Something is rotten in the peaceful town of Bumblyburg! The Bad Apple has dropped onto the
scene and is trying to take control of the town by making all of its citizens give into their
temptations. Everyone is in danger -- Mayor Blueberry, Reporter Petunia, Butler Alfred - even the
town's fearless defender, LarryBoy!
Will the good people of Bumblyburg be able to resist the tricks of the Bad Apple? Can LarryBoy see
through the sour plot and save the day? LarryBoy and the Bad Apple teaches kids that we can't
fight temptation on our own -- we need God's help and the help of our friends.
It's been some years since the folks at Big Idea have brought a LarryBoy story out
in their regular CGI animated series. The last time we heard from LarryBoy was over three years ago
when he appeared in the 2-D cartoon DVD The Good, The Bad The Eggly. Now, the plunger-eared
hero is back to battle temptation in LarryBoy and The Bad Apple.
Where the last 3-D LarryBoy show featured Larry The Cucumber's alter ego as a Batman-esque
hero who saved the earth from a rumor in 1999, LarryBoy and The Bad Apple smartly incorporates
more traits akin to Spider-Man this time around, including LarryBoys's ability to "sling"

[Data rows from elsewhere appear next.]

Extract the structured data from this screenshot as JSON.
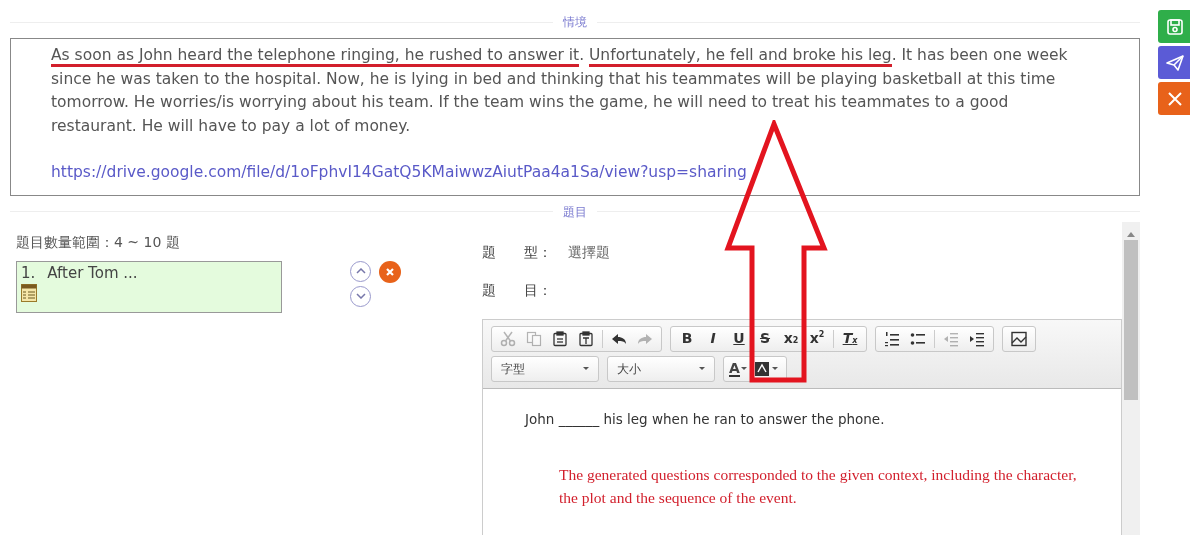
{
  "context_section": {
    "heading": "情境",
    "paragraph": [
      {
        "text": "As soon as John heard the telephone ringing, he rushed to answer it",
        "underlined": true
      },
      {
        "text": ". ",
        "underlined": false
      },
      {
        "text": "Unfortunately, he fell and broke his leg",
        "underlined": true
      },
      {
        "text": ". It has been one week since he was taken to the hospital. Now, he is lying in bed and thinking that his teammates will be playing basketball at this time tomorrow. He worries/is worrying  about his team. If the team wins the game, he will need  to treat his teammates to a good restaurant. He will have  to pay a lot of money.",
        "underlined": false
      }
    ],
    "link": "https://drive.google.com/file/d/1oFphvI14GatQ5KMaiwwzAiutPaa4a1Sa/view?usp=sharing"
  },
  "question_section": {
    "heading": "題目",
    "count_range": "題目數量範圍：4 ~ 10 題",
    "questions": [
      {
        "number": "1.",
        "text": "After Tom ...",
        "selected": true
      }
    ]
  },
  "detail": {
    "type_label": "題　　型：",
    "type_value": "選擇題",
    "question_label": "題　　目："
  },
  "editor": {
    "toolbar_rows": [
      [
        [
          {
            "kind": "cut",
            "disabled": true
          },
          {
            "kind": "copy",
            "disabled": true
          },
          {
            "kind": "paste",
            "disabled": false
          },
          {
            "kind": "paste-text",
            "disabled": false
          },
          {
            "kind": "sep"
          },
          {
            "kind": "undo",
            "disabled": false
          },
          {
            "kind": "redo",
            "disabled": true
          }
        ],
        [
          {
            "kind": "bold",
            "label": "B",
            "disabled": false
          },
          {
            "kind": "italic",
            "label": "I",
            "disabled": false
          },
          {
            "kind": "underline",
            "label": "U",
            "disabled": false
          },
          {
            "kind": "strike",
            "label": "S",
            "disabled": false
          },
          {
            "kind": "subscript",
            "label": "x$_{2}$",
            "disabled": false
          },
          {
            "kind": "superscript",
            "label": "x$^{2}$",
            "disabled": false
          },
          {
            "kind": "sep"
          },
          {
            "kind": "remove-format",
            "label": "T$_{x}$",
            "disabled": false
          }
        ],
        [
          {
            "kind": "numbered-list",
            "disabled": false
          },
          {
            "kind": "bulleted-list",
            "disabled": false
          },
          {
            "kind": "sep"
          },
          {
            "kind": "outdent",
            "disabled": true
          },
          {
            "kind": "indent",
            "disabled": false
          }
        ],
        [
          {
            "kind": "image",
            "disabled": false
          }
        ]
      ],
      [
        [
          {
            "kind": "dropdown",
            "label": "字型",
            "disabled": false
          }
        ],
        [
          {
            "kind": "dropdown",
            "label": "大小",
            "disabled": false
          }
        ],
        [
          {
            "kind": "text-color",
            "label": "A",
            "disabled": false
          },
          {
            "kind": "bg-color",
            "disabled": false
          }
        ]
      ]
    ],
    "content": "John ______ his leg when he ran to answer the phone."
  },
  "annotation": {
    "note": "The generated questions corresponded to the given context, including the character, the plot and the sequence of the event."
  },
  "side_buttons": [
    {
      "kind": "save"
    },
    {
      "kind": "send"
    },
    {
      "kind": "close"
    }
  ]
}
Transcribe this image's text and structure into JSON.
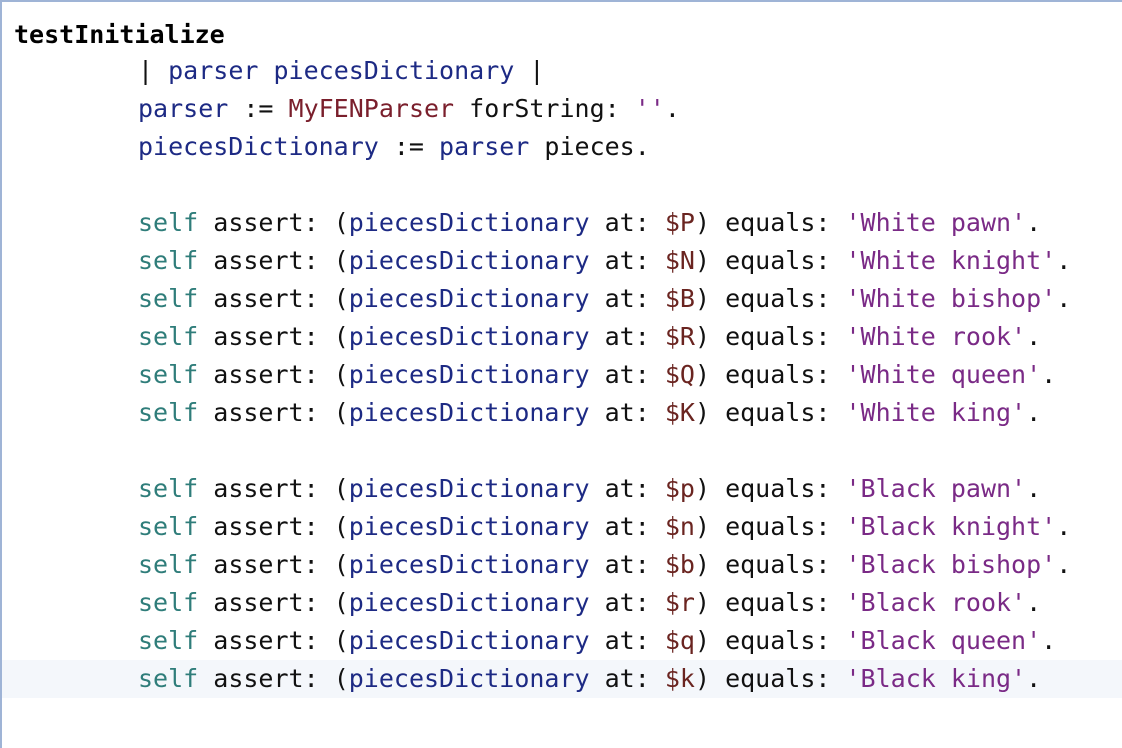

between the buildings with his suction cup ears (and even using them to stop a large object in a
parody of Spider-Man 2 where Spidey had to stop a runaway train). The Big Idea folks know
how to pull from different sources just right in near subtle ways, which gives LB and The Bad Apple
a special charm.
The Bad Apple may just take the cake as the creepiest villain to come out of Big Idea's creative
team yet. Most likely to frighten some of the younger ones, The Bad Apple is a sultry little thing
who uses her manipulative ways to lure the citizens of Bumblyburg into her control. The Bad Apple
embodies temptation, overcoming her victims by preying on their weaknesses. The Bad Apple is just
that... but as the story progresses, we discover that she's more than meets the eye. When she sheds
a green cloak, we find that she dons mechanical spider legs underneath with which she uses to spin her webs
of temptation to snare her victims. At this point The Bad Apple isn't just sinister, she's downright
creepy and will be hard to watch for anyone who has anything against spiders. But The Bad Apple
serves as a worthy adversary for LarryBoy, using his weakness for chocolate against him in what
turns out to be a wonderful joke on Willy Wonka. And the parents who have a child who struggles with
placing video games above more important priorities, they'll appreciate Reporter Petunia's weakness
with them (which leads to a wonderful, unexpected parody of Tron)
Overall, I thought LarryBoy and The Bad Apple was a clever and fun installment in
the LarryBoy and VeggieTales series. While I thought the Big Idea team made great
use of the superhero genre for pulling inspiration for this story, I also thought they could have
taken it a bit further. Also, I think the story probably spent more time overall with The Bad Apple
and her mischievous ways than with its title character. And I was surpised Bob The Tomato barely
appears in the episode. I don't recall how much (if any) of a part he played in the two previous 3-D
cartoons, but I do recall him being in the 2-D ones (however, his contribution after this story is priceless
and seemingly long overdue). Finally, although real temptation will forever be a lot worse than a creepy
apple with spider legs and the ability to web its victims, I felt The Bad Apple may have been a little
much here for some kids. While that makes triumph over temptation all that more appealing, I'm just
concerned it's the kind of stuff nightmares are made of.
When all is said and done, LarryBoy and The Bad Apple is the fun return of our favorite
plunger-eared superhero we've all been waiting for. And here's to hoping it won't be quite as long before
he rescues Bumblyburg once again...
- John DiBiase
** Disclaimer: All reviews are based solely on the opinions of the reviewer. Most
reviews are rated on how the reviewer enjoyed the film overall, not on content. However, if the content
really affects the reviewer's opinion of the film, it will definitely affect the reviewer's rating.